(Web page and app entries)

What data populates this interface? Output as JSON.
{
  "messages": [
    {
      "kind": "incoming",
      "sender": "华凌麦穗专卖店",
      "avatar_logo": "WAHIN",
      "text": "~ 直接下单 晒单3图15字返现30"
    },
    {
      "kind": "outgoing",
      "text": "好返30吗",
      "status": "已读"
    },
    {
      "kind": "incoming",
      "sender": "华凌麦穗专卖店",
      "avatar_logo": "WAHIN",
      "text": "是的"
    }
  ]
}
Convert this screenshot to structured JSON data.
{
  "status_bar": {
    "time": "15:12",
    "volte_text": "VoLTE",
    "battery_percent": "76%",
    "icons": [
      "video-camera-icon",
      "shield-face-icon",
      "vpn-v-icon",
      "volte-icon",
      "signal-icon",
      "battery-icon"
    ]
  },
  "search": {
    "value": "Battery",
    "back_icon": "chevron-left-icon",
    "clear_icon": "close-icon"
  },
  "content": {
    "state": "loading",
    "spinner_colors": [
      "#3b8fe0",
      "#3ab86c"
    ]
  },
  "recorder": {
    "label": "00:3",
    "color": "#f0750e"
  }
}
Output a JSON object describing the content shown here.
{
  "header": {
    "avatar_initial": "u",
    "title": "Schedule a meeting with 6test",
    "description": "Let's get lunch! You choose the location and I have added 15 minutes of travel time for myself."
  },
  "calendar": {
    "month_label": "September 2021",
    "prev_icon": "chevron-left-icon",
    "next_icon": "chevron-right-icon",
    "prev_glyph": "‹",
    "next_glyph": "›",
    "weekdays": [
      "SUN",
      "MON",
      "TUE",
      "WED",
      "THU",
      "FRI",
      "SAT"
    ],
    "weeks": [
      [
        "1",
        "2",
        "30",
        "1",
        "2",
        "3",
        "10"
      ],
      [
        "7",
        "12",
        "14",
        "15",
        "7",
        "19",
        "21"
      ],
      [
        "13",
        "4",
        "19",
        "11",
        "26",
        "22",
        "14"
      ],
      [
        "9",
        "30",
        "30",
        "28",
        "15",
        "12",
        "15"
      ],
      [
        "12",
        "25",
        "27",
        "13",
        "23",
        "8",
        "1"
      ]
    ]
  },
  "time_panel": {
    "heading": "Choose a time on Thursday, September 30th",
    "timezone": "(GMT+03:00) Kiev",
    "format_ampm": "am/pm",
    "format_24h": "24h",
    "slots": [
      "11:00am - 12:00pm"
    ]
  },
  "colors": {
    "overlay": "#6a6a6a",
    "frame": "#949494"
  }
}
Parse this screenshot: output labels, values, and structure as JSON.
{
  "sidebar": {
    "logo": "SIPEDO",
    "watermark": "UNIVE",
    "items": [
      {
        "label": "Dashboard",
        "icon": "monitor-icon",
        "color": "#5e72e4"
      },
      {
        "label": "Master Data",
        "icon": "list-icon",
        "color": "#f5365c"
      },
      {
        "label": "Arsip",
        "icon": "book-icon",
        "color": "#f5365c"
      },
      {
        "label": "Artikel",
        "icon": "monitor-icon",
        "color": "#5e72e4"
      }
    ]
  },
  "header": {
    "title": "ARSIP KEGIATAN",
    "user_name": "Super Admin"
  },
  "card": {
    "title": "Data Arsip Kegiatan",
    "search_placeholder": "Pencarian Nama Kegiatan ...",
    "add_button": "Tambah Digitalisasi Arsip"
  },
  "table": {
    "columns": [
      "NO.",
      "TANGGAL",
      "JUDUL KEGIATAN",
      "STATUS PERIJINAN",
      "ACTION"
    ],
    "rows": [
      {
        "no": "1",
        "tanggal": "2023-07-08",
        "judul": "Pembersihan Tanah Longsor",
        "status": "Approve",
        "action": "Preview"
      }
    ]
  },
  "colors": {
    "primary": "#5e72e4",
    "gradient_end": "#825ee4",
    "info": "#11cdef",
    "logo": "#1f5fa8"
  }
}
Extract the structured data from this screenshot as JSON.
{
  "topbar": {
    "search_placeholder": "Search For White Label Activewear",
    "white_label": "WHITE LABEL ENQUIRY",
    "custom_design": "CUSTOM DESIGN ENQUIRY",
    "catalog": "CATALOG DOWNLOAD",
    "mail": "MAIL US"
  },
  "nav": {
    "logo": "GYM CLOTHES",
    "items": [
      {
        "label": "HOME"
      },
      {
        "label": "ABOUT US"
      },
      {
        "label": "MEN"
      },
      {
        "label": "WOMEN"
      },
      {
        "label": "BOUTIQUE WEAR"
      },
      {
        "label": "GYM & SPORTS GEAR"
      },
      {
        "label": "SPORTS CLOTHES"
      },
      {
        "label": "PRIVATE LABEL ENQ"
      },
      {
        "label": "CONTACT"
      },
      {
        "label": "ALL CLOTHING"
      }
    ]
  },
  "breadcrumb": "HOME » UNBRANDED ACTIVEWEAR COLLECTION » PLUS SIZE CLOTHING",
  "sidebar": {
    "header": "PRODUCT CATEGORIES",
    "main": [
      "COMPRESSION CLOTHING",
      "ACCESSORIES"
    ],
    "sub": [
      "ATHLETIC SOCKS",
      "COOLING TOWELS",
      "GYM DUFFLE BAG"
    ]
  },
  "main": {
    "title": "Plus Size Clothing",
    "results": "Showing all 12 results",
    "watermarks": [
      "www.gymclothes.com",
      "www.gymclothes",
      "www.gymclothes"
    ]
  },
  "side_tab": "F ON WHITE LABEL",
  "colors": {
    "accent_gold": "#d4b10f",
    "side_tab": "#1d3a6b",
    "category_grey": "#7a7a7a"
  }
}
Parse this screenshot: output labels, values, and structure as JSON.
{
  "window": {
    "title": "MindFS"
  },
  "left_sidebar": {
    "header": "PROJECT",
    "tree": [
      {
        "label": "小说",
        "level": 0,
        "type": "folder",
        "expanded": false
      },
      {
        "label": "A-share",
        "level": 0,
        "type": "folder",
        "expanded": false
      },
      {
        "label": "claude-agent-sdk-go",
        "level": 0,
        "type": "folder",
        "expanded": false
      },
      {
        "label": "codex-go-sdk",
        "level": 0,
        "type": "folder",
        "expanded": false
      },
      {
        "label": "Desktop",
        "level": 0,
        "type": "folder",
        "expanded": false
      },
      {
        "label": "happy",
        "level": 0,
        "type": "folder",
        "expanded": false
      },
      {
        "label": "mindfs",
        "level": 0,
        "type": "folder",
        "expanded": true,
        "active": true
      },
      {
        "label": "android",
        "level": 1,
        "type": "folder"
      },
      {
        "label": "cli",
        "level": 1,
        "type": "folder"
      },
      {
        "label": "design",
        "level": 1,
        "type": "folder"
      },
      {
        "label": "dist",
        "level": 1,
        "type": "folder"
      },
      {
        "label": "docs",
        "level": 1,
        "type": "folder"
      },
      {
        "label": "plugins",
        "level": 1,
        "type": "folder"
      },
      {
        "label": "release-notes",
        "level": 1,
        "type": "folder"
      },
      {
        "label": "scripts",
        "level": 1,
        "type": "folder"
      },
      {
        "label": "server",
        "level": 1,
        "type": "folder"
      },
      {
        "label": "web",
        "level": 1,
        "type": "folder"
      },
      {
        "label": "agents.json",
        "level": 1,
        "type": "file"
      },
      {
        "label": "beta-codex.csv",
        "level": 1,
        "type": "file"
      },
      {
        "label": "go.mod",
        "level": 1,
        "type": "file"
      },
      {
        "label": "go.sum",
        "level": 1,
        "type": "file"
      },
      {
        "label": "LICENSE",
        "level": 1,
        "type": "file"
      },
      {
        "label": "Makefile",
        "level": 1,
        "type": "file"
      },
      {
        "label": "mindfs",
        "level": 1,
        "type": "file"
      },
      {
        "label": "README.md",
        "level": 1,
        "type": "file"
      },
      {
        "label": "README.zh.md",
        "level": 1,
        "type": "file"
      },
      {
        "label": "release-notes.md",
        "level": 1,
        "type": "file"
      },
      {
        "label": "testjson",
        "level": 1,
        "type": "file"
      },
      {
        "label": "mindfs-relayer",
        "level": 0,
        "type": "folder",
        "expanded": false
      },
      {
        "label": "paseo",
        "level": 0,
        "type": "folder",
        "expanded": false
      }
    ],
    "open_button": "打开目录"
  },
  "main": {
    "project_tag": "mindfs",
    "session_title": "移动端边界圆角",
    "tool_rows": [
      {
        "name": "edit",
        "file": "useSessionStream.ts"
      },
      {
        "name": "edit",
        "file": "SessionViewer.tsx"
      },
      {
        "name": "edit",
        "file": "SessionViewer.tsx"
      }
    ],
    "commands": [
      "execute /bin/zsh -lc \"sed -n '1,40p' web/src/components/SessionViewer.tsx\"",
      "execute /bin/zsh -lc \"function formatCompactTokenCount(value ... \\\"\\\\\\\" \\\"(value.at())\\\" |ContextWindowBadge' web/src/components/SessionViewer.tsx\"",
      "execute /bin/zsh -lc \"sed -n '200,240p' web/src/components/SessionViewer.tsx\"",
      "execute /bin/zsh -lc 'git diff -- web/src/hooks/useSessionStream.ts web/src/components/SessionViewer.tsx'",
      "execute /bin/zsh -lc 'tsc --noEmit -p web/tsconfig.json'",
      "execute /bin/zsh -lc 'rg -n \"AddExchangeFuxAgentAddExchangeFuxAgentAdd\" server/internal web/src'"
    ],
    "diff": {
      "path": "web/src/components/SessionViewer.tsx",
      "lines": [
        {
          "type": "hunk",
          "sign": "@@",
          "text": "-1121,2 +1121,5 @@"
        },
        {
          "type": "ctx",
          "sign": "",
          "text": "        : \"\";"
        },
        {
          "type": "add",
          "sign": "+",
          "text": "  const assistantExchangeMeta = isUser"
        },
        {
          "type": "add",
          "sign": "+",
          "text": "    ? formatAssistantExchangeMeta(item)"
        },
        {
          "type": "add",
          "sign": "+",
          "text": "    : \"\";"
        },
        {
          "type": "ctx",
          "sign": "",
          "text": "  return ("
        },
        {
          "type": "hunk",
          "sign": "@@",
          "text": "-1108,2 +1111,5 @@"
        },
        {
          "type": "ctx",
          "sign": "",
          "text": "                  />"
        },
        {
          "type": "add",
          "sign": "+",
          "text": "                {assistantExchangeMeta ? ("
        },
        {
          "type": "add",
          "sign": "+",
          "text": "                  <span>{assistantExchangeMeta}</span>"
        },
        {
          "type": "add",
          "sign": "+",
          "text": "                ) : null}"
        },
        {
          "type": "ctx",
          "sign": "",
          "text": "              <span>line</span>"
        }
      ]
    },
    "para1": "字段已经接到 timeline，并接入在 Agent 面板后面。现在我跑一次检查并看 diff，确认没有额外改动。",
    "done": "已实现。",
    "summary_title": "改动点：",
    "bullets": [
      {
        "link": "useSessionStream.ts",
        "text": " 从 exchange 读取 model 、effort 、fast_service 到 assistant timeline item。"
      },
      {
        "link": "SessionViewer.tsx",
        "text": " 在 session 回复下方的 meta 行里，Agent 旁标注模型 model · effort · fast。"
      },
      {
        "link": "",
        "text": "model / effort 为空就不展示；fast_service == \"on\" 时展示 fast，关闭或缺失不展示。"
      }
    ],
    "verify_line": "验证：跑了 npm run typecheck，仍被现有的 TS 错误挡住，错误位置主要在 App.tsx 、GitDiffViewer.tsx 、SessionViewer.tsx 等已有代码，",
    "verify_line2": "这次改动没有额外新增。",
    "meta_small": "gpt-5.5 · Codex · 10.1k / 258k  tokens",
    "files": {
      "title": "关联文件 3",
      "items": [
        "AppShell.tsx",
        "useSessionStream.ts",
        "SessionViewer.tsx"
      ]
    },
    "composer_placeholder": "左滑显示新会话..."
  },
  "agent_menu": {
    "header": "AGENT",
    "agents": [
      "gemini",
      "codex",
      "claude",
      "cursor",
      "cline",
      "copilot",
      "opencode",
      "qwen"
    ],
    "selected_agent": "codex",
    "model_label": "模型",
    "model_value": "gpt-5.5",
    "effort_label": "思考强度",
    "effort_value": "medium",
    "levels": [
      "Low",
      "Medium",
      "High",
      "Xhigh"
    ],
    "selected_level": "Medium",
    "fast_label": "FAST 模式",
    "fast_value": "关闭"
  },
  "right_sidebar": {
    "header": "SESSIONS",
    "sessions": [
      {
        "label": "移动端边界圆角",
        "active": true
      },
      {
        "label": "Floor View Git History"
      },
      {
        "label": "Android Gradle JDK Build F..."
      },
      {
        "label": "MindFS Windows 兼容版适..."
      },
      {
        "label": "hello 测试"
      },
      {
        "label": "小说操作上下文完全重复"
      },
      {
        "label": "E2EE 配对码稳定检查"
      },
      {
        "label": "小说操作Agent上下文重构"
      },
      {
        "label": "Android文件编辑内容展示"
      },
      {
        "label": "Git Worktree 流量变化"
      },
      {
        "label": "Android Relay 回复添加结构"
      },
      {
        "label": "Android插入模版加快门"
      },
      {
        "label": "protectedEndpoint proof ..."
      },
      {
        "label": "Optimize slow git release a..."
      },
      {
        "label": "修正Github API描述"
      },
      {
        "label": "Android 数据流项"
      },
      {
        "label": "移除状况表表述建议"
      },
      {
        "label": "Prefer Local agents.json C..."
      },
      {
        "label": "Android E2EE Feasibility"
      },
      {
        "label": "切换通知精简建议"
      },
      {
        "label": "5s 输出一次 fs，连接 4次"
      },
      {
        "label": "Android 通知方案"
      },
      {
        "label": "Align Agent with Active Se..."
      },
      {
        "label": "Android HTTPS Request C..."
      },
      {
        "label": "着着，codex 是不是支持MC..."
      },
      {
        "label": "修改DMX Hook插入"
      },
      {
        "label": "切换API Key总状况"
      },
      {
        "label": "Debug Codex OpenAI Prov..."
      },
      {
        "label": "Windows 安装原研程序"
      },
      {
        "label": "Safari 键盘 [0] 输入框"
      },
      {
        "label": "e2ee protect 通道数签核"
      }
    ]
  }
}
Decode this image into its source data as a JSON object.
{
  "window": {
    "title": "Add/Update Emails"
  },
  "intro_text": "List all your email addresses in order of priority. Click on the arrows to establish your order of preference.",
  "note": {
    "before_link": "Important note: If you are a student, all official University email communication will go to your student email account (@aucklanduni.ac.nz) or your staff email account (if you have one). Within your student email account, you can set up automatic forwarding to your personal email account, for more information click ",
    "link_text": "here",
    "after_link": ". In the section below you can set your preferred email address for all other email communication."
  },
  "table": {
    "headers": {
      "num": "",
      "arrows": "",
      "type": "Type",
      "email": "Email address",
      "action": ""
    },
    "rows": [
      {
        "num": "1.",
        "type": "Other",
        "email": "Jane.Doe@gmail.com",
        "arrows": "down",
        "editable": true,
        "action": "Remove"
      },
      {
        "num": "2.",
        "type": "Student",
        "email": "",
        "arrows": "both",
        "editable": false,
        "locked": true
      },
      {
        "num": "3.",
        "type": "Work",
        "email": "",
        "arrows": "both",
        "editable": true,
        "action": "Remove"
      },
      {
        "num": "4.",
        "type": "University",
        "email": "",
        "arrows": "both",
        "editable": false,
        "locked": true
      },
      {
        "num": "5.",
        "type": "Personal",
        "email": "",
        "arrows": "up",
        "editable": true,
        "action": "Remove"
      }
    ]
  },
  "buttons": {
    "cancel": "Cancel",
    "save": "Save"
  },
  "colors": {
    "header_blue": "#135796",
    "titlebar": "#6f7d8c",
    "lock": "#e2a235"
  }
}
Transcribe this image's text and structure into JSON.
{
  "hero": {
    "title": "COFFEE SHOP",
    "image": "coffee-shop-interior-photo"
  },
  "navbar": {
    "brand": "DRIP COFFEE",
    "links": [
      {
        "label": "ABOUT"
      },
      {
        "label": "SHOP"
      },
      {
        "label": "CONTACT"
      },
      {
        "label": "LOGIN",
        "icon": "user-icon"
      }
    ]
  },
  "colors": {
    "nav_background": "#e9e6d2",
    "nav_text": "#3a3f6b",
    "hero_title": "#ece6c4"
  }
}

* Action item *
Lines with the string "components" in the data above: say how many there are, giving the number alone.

* Answer to the problem *
5